• [Exercise instructions]: Every line below that holds the word "Oracle" must be listed.

──────────────────────────────

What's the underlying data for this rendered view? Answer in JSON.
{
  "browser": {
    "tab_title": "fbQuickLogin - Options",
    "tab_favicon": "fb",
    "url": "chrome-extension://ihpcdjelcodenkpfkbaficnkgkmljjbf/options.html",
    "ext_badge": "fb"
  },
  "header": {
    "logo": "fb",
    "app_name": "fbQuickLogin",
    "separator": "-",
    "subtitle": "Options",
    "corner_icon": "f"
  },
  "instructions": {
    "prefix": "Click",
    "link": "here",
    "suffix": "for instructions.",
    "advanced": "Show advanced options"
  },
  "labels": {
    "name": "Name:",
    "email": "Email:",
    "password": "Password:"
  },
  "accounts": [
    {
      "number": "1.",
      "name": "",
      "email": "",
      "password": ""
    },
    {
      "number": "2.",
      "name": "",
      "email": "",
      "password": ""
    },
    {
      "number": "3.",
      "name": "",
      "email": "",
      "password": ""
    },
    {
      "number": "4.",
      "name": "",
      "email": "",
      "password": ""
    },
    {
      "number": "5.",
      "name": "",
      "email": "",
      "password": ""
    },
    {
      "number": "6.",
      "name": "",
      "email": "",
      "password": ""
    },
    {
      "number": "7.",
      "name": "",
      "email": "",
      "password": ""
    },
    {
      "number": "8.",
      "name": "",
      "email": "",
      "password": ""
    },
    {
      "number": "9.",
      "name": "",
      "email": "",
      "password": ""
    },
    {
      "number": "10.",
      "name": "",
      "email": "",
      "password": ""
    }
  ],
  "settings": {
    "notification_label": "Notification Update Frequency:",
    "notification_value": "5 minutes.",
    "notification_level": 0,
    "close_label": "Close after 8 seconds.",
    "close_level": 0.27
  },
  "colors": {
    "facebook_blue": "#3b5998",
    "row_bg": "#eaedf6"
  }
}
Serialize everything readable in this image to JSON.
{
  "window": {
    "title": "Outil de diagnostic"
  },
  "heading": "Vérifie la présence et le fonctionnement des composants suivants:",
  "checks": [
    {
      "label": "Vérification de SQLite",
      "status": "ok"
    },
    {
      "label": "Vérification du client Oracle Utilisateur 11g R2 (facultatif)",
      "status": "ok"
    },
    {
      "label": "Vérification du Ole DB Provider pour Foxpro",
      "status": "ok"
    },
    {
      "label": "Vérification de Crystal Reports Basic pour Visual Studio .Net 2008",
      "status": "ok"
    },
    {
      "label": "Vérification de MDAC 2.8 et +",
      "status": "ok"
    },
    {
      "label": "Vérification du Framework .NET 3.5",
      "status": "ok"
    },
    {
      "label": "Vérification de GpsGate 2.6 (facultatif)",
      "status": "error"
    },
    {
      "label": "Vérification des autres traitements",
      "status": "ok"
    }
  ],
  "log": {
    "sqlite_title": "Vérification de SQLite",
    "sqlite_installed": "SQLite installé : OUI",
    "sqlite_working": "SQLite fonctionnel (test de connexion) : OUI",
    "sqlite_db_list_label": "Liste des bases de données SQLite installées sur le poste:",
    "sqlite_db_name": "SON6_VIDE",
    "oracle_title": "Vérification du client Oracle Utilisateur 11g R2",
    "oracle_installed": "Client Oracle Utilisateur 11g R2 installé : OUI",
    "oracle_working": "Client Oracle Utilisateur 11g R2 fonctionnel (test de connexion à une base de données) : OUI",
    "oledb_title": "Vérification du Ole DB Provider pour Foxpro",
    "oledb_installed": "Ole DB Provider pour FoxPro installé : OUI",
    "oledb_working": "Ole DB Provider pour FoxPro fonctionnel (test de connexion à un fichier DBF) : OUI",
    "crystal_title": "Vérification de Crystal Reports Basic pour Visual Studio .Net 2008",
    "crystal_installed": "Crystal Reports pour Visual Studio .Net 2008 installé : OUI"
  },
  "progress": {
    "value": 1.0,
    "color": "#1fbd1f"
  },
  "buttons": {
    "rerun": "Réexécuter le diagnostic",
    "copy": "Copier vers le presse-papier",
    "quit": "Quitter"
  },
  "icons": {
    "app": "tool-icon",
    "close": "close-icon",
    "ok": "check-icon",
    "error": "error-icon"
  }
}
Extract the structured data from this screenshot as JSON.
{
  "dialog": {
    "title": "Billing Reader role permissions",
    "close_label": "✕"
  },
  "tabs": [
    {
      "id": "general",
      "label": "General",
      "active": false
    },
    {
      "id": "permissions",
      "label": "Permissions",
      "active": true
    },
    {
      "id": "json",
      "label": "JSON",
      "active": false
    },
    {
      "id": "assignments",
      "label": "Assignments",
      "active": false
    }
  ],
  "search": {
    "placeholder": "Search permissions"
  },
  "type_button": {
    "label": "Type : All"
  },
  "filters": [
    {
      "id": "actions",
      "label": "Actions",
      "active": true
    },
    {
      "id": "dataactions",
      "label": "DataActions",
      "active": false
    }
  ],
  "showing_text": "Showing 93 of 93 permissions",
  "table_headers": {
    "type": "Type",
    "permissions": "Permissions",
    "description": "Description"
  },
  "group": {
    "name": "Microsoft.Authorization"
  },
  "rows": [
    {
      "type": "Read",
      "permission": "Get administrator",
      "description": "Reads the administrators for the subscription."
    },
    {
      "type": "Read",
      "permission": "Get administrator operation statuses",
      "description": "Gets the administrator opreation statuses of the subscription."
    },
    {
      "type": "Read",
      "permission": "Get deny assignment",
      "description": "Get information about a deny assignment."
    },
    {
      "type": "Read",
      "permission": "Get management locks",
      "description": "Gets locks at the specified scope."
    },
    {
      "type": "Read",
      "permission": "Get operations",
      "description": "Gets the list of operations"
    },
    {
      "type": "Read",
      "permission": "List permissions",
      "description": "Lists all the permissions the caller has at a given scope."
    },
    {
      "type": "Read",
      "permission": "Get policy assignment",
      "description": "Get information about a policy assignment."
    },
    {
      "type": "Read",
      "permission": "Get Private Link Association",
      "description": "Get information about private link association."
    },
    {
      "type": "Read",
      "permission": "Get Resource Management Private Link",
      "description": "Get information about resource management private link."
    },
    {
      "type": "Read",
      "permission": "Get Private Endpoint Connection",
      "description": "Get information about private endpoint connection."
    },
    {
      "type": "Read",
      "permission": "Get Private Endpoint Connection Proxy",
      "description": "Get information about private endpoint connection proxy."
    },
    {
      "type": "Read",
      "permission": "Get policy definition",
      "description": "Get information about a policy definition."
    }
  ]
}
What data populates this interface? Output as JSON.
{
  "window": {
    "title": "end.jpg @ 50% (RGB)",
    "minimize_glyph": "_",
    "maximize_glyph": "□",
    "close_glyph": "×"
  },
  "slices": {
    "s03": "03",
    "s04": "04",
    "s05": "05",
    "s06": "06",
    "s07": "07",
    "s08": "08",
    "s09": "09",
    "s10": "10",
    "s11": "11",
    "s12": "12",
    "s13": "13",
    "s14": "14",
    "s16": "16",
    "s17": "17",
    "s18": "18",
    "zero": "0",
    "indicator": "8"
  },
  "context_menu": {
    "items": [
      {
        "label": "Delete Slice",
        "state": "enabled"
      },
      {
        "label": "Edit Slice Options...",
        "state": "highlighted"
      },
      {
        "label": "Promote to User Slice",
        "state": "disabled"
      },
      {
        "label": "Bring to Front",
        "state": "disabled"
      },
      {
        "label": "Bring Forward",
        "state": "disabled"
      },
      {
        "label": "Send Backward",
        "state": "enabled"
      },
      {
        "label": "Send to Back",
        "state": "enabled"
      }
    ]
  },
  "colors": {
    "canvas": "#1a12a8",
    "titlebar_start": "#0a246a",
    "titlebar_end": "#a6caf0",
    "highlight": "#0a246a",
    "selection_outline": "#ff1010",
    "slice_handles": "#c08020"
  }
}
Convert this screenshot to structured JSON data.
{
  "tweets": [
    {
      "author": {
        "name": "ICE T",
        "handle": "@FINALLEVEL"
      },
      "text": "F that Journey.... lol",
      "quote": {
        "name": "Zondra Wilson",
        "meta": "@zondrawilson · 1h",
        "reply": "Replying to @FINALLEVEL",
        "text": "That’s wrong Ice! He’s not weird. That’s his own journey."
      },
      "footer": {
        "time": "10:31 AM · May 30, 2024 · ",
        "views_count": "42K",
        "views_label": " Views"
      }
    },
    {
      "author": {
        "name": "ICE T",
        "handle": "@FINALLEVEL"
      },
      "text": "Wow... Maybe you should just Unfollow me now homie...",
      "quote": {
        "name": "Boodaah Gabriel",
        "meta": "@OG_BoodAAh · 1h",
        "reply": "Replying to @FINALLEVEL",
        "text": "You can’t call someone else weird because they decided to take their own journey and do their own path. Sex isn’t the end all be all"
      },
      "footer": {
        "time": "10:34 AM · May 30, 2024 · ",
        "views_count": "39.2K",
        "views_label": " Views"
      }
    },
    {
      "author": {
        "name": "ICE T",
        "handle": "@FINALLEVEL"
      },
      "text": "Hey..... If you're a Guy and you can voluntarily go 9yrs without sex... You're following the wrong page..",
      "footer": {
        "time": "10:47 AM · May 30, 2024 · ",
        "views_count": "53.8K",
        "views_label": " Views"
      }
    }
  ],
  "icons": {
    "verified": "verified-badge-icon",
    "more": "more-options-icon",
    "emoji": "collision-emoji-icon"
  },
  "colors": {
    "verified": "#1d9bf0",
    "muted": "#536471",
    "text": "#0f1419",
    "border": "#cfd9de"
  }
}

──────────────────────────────

• [Task response]:
      "label": "Vérification du client Oracle Utilisateur 11g R2 (facultatif)",
    "oracle_title": "Vérification du client Oracle Utilisateur 11g R2",
    "oracle_installed": "Client Oracle Utilisateur 11g R2 installé : OUI",
    "oracle_working": "Client Oracle Utilisateur 11g R2 fonctionnel (test de connexion à une base de données) : OUI",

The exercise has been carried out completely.